What you need to do
Return the lines below that contain the word "this".

Source data
════════════════
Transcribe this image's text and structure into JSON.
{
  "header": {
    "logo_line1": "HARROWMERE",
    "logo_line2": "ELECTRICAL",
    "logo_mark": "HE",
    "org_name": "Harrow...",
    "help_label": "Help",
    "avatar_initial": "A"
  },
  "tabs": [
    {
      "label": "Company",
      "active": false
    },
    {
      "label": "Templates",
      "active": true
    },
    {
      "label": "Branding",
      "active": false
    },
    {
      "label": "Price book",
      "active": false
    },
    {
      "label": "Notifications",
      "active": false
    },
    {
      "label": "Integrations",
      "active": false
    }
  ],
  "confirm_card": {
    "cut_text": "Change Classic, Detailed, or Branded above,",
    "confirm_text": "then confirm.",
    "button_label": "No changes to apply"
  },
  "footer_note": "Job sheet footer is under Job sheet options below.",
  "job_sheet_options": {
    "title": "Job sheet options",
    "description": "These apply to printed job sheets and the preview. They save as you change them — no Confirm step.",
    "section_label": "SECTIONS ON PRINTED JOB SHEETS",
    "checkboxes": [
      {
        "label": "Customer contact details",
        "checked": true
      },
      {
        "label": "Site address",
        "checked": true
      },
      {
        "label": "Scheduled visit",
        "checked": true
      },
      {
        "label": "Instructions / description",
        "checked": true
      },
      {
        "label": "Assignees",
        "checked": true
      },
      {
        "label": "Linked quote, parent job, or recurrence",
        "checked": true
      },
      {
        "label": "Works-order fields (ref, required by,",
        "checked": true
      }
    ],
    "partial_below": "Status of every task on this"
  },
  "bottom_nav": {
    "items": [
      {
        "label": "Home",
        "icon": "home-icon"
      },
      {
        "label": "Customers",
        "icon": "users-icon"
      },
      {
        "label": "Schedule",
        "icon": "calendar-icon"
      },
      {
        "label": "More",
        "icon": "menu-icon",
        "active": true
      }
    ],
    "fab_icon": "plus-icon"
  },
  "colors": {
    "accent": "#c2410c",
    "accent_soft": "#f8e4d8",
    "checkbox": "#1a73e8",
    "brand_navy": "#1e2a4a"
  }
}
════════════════
Written reply
Transcribe this image's text and structure into JSON.
    "partial_below": "Status of every task on this"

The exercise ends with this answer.